GIVEN RECORDS below:

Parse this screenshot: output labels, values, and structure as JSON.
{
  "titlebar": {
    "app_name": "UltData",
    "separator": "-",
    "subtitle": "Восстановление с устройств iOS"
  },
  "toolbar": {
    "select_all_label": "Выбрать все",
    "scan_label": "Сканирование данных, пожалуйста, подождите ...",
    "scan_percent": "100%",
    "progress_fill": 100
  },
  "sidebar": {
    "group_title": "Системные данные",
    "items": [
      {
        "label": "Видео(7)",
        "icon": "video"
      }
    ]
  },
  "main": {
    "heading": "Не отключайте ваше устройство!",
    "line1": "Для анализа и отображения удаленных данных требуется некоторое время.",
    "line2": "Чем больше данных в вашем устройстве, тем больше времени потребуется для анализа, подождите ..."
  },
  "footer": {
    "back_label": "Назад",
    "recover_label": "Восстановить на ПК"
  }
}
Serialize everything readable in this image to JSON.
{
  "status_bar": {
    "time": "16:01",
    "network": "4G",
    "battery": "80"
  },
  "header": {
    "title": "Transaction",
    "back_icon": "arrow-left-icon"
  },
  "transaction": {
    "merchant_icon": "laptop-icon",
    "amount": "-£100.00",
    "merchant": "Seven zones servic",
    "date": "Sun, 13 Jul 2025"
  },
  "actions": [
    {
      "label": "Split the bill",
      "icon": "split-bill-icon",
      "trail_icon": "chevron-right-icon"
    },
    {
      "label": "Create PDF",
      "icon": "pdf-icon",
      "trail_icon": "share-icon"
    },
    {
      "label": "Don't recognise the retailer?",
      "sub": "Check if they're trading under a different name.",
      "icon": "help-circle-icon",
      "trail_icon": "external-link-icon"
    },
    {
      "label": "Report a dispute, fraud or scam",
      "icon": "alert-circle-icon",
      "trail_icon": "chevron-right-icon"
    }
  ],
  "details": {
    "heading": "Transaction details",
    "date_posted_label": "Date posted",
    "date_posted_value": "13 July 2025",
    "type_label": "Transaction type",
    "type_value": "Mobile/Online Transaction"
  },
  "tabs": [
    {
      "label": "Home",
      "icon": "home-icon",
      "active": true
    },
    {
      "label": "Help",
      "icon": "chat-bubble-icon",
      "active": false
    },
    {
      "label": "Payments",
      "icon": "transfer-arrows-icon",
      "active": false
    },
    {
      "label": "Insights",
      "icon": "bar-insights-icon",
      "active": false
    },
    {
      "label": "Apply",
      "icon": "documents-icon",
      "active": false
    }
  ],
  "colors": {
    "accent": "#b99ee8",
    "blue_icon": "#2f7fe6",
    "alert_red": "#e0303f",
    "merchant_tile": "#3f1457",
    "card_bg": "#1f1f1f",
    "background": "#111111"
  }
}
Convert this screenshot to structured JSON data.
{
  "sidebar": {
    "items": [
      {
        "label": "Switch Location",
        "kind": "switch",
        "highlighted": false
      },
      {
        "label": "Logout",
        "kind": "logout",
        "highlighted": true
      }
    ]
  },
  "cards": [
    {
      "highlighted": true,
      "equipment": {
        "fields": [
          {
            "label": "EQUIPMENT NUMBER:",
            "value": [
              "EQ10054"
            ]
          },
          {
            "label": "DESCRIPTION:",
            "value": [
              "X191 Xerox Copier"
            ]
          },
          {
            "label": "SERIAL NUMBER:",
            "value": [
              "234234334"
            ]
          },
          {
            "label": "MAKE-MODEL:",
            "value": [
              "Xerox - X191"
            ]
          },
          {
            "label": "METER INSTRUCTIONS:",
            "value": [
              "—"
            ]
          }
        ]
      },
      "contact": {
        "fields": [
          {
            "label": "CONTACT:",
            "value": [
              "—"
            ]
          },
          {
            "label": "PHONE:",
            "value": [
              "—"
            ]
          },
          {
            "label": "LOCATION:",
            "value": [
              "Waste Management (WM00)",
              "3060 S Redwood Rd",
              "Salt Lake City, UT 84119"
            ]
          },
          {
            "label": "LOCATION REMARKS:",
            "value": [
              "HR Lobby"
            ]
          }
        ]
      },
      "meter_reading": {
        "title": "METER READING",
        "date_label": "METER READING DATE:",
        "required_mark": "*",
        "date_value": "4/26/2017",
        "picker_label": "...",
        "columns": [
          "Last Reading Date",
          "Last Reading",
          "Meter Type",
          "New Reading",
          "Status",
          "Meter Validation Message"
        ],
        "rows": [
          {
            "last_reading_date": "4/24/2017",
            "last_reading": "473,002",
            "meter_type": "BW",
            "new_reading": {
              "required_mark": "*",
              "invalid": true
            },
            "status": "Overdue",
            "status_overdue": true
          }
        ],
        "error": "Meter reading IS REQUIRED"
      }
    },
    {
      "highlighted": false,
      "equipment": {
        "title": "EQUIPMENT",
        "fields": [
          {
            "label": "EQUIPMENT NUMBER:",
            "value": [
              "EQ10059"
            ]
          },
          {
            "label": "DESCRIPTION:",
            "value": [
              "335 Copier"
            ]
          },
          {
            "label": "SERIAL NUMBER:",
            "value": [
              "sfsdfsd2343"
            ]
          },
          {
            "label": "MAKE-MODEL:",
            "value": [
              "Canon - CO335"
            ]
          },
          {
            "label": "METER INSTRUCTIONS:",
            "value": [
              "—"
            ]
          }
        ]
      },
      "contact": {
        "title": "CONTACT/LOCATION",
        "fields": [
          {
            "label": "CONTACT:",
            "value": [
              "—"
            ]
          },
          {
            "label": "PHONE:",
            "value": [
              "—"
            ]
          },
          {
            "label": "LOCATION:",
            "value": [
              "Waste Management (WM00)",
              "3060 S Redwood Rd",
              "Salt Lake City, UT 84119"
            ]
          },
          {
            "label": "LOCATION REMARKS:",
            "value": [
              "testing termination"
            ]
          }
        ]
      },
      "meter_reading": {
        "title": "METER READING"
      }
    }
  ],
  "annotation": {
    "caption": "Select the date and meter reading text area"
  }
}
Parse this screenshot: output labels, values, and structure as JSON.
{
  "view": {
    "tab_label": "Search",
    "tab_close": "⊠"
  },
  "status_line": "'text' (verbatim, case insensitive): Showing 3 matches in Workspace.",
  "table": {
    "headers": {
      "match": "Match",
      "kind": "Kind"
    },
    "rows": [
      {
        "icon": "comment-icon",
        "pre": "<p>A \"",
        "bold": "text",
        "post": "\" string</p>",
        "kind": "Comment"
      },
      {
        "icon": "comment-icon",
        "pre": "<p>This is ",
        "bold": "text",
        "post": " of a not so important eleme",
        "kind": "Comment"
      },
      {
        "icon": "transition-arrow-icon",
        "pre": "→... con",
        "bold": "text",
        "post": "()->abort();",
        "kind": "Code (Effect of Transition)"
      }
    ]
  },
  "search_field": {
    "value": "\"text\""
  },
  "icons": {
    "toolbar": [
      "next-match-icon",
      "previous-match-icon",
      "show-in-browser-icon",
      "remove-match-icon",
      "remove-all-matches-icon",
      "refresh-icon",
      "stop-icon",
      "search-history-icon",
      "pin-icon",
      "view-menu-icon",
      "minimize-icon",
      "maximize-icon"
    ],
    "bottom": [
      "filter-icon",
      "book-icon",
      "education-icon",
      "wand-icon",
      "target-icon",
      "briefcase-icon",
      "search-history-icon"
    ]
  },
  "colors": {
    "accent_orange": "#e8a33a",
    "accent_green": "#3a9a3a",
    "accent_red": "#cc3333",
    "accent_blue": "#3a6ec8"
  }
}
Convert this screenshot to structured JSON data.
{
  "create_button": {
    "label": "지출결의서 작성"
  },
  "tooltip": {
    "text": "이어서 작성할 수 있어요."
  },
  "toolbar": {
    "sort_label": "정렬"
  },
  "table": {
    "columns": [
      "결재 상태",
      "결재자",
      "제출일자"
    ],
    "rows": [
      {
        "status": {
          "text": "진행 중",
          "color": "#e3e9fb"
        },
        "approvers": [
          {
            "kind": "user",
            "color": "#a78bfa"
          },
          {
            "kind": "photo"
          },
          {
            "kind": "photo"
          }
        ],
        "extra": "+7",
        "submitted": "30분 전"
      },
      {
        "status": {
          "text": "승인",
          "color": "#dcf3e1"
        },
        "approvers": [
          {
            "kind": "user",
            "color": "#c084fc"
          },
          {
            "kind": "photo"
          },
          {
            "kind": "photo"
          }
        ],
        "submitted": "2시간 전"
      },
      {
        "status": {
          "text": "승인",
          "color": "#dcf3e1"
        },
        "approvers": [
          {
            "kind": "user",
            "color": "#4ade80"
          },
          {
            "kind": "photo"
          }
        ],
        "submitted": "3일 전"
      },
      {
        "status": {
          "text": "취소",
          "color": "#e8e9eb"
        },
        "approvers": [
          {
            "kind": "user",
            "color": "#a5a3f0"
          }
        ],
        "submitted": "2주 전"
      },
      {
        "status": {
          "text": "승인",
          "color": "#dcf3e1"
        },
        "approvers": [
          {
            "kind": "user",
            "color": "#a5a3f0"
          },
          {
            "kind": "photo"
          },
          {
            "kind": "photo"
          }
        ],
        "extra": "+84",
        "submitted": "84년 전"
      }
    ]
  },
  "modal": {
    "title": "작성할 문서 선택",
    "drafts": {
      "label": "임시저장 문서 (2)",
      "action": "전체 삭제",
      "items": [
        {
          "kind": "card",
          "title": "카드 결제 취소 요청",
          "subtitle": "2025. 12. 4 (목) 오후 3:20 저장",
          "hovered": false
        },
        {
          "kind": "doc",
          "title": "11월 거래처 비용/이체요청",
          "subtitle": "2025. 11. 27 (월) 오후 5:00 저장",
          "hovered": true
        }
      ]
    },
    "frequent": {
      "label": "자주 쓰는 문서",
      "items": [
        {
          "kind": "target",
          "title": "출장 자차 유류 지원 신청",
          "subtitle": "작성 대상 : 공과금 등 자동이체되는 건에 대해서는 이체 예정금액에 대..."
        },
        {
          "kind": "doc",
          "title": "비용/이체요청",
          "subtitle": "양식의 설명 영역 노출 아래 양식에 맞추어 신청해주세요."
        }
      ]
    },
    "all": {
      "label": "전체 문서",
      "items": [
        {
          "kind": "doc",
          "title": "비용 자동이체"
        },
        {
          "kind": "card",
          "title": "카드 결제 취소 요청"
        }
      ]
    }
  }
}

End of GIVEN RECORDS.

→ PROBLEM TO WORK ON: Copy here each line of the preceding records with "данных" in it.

→ RESULT FOR THIS TASK:
    "scan_label": "Сканирование данных, пожалуйста, подождите ...",
    "line1": "Для анализа и отображения удаленных данных требуется некоторое время.",
    "line2": "Чем больше данных в вашем устройстве, тем больше времени потребуется для анализа, подождите ..."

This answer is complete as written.